And now I keep getting these pictures in my head, of these two or three
Today's bit of wisdom from spam:
Myde rjwbb jqvjy "I never go to the river in the daytime."
which may or may not be from the interestingly odd Story of Tangalimlibo.
In a similar vein, I am water:
You are water. You're not really organic; you're
Doing more cleaning up in the library, I found a box of books. Not unusual in itself, but this particular box of books seems to have arrived from a used-book mailorder place sometime in 1996, and to never quite have been unpacked. Great fun!
A number of random classic Heinleins (some of which are probably duplicates; I suspect this order included a "ten reading quality paperbacks of our choice for only two dollars"), an Ace Double or two, a few short story collections (one from 1959), and one book ("House of Stairs") that was on my Amazon Wish List. I love serendipity.
One of the books was Pournelle and Green "Storms of Victory: Janissaries III", with macho-looking soldiers on the cover. That one's going straight to the book-exchange rack at work; straight military SF (not to mention books with "III" in the title) have never been favorites of mine.
Other recent contributions to the book exchange rack included "The Kundalini Equation" (of which I had two identical copies), Greg Egan's "Quarantine" (of which I had two identical copies), and Le Guin's "Eye of the Heron" (of which I had two identical copies, and one copy of "Millennial Women", the collection it originally appeared in). In return, I took a copy of Gardner's "Grendel" (which I don't think is a duplicate), and a Signet paperback of assorted Dostoevsky.
A pretty fair exchange, I think.
That spammer again writes in subject lines:
Re: %RND_UC_CHAR[2-8], and the lights
Which is some decent poetry, as well as some hints as to the underlying program (our failure modes always reveal our secrets). Googling on "a better wrinkle" leads to this page of automatically generated nonsense which, while mostly the expected doggerel, contains at least one gem:
Are you solid, I mean, dying between closed trees?
Are you solid, I mean, dying between closed trees?
More of the same gives us a bit of biographical verse:
Re: NDRER, novelist leronym poprikhin
Novelist Leronym Poprikhin (send some leeches) has just passed the northwest road.
From the body of some spam:

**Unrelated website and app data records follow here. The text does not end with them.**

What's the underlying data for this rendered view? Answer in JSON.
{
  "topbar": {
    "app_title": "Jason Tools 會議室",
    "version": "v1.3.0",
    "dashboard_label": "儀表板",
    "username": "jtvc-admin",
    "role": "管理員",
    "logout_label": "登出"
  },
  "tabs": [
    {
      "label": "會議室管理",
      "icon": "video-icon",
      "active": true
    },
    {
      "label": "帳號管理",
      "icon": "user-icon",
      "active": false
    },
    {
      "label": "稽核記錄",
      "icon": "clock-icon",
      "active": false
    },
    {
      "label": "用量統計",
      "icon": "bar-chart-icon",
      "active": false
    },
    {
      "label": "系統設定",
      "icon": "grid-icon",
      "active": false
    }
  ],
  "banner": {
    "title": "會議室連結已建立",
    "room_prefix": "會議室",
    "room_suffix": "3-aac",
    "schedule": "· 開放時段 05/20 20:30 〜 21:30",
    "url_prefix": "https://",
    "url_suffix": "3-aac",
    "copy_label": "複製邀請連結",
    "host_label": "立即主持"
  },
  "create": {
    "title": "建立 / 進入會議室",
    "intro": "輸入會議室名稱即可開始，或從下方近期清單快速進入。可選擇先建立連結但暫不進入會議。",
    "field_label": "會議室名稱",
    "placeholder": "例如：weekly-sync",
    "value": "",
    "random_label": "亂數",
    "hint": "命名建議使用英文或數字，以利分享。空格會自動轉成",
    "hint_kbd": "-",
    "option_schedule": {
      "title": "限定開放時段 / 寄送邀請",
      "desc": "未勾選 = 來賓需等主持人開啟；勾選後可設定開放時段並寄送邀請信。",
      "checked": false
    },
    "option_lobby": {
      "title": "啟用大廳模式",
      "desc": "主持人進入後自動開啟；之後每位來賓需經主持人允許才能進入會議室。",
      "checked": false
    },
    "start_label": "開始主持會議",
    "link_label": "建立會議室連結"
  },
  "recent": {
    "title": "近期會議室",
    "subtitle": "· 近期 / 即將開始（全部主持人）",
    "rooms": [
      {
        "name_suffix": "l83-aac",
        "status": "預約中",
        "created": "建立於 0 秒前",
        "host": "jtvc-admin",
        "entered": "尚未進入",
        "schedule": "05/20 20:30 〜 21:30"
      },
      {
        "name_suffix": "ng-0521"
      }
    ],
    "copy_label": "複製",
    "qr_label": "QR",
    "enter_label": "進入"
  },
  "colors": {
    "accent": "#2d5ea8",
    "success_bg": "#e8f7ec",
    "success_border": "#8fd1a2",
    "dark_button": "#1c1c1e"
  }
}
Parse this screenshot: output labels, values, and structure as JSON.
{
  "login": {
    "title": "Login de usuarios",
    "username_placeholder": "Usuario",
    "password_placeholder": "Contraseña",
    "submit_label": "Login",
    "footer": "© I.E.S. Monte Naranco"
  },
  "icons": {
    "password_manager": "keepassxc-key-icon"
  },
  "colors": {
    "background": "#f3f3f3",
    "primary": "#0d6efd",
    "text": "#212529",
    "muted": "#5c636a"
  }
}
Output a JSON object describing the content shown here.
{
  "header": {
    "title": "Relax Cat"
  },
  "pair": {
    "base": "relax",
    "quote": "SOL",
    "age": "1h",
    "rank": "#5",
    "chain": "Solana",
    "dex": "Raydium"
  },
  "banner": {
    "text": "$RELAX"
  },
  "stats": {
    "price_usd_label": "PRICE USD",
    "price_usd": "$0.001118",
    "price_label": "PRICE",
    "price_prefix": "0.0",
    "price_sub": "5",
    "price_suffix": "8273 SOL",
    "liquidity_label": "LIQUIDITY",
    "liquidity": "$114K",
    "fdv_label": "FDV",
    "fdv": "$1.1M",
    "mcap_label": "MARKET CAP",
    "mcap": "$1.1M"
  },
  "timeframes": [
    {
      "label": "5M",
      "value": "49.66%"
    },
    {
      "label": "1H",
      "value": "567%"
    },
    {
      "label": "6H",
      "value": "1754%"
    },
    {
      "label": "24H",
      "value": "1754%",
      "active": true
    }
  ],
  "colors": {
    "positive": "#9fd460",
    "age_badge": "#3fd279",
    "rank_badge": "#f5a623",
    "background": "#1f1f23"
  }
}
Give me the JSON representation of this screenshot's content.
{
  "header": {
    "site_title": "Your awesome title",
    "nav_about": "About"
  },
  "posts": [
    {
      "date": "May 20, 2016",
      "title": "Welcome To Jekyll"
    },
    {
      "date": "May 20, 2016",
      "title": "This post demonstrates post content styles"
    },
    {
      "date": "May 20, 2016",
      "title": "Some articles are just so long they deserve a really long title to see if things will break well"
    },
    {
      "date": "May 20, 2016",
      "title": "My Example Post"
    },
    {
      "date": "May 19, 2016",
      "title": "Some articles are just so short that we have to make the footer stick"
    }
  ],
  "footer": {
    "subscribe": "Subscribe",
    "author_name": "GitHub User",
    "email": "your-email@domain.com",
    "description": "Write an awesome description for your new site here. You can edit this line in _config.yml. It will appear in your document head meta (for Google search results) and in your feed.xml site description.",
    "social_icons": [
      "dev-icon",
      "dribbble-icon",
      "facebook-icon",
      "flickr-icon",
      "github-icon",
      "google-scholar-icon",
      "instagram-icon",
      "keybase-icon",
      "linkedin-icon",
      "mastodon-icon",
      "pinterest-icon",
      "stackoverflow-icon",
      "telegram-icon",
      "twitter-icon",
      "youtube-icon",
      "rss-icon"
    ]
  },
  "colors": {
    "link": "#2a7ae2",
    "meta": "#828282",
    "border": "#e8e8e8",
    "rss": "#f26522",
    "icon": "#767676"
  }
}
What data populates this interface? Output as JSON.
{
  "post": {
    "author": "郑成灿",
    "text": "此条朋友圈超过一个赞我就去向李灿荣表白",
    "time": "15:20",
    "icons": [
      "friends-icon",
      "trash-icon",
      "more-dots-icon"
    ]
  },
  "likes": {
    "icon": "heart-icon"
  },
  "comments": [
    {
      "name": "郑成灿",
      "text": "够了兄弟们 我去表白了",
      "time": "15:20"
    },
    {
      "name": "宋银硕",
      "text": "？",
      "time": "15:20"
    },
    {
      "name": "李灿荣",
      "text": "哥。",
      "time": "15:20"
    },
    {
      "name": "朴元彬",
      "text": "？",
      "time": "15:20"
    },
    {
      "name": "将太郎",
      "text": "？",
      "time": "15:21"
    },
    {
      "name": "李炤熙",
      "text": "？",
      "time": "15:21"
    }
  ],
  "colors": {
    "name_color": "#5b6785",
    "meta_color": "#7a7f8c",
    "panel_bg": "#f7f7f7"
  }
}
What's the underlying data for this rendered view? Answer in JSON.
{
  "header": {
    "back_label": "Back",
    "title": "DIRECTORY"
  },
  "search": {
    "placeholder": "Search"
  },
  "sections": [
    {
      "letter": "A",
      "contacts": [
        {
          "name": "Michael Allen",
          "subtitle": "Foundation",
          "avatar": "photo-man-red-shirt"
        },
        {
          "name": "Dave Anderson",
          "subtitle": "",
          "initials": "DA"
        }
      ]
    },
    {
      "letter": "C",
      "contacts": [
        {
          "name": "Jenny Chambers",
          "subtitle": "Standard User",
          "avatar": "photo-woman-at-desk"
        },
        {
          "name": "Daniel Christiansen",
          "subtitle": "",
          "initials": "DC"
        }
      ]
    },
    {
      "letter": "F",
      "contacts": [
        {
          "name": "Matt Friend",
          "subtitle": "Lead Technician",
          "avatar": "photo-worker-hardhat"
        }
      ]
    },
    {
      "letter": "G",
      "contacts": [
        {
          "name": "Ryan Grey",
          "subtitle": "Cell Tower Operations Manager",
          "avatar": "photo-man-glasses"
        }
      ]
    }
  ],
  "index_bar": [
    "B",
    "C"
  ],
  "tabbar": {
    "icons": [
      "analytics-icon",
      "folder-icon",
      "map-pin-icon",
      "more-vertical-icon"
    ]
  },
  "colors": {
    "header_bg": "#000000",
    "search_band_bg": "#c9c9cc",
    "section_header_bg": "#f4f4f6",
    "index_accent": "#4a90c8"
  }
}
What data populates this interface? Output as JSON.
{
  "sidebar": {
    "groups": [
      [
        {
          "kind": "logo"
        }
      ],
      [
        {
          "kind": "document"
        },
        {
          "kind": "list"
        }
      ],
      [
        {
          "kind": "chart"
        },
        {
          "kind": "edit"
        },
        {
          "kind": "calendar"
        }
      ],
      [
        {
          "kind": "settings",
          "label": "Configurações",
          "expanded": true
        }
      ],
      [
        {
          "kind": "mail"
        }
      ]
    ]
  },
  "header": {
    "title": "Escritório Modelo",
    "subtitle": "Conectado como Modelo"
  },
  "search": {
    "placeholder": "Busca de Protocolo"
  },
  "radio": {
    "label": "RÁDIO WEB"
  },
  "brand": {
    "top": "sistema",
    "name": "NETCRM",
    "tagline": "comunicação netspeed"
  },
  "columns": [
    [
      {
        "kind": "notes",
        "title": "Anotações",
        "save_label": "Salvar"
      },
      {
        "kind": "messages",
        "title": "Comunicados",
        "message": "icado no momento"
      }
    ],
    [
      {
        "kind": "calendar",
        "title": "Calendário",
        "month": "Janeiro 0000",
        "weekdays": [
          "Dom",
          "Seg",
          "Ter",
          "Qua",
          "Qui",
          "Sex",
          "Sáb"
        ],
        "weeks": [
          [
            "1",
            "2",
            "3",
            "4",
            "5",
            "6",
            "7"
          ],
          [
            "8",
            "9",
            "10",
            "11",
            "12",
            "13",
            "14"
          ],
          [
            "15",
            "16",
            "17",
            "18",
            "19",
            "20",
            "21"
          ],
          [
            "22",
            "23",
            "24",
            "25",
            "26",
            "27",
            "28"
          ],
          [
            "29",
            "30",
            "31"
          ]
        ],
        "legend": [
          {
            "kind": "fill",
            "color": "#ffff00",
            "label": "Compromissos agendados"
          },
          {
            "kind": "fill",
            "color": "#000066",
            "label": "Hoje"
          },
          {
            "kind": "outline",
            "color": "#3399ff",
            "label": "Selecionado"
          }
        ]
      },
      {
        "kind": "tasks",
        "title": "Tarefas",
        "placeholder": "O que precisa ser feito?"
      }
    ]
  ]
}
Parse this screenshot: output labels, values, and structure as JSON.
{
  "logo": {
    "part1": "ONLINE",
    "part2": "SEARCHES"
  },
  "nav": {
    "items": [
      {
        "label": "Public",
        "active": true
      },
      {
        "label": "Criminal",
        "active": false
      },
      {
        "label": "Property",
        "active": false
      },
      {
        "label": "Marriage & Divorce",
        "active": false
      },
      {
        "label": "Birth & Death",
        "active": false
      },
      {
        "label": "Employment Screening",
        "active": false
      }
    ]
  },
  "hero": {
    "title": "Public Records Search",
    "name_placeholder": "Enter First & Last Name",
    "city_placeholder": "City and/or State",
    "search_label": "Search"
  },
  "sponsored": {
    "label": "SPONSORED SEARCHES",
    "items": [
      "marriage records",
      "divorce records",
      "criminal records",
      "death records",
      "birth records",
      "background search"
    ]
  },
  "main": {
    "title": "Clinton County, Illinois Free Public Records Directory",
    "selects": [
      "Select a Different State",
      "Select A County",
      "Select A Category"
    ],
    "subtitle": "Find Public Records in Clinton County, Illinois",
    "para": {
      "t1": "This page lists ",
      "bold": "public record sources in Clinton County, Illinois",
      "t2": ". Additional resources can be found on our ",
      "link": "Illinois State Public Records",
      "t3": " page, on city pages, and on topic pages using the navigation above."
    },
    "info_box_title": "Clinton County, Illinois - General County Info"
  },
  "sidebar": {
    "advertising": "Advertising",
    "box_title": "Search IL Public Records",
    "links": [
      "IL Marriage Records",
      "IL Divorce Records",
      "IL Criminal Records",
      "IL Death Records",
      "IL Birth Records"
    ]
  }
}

Tvh eh nb Then the bird said: "Please don't kill me, and I will make some milk for you to eat."
And finally a bit of humor:
MY NAME IS MRS, SUSAN GUMBO ROBERTSON OF ZIMBABWE.
Whoa! Anyone working on their novel is invited to add a character named Mrs. Susan Gumbo Robertson (of Zimbabwe, or otherwise).
Relatedly, Arrest over 'Nigerian' email scam; more reminder that these people actually make money doing this stuff. How odd.
On to more serious stuff: "Aussies Do It Right: E-Voting" shows how high-tech voting might work in a smaller country, less riddled with acrimony and corruption. Rather chilling last phrase in this paragraph:
The issues of voter-verifiable receipts and secret voting systems could be resolved in the United States by a bill introduced to the House of Representatives last May by Rep. Rush Holt (D-New Jersey). The bill would force voting-machine makers nationwide to provide receipts and make the source code for voting machines open to the public. The bill has 50 co-sponsors so far, all of them Democrats.
Just to clear up our backlog of corruption stories: Halliburton Contract Extension Cancelled Amid Allegations of Overcharging Taxpayers.
In a very old input box, a reader reveals that e can't live without
A reader after my own heart. (Say, the "C" on the "C" key of this keyboard has now entirely rubbed off. I clearly write "C" (and/or "c") too much.)
Another reader sends us this, unprompted:
You know what? Those gears really annoy me.
You think that's bad: sometimes I mistake that box for a search box. (Did you mean "springtime", rather than "midnight", perhaps?)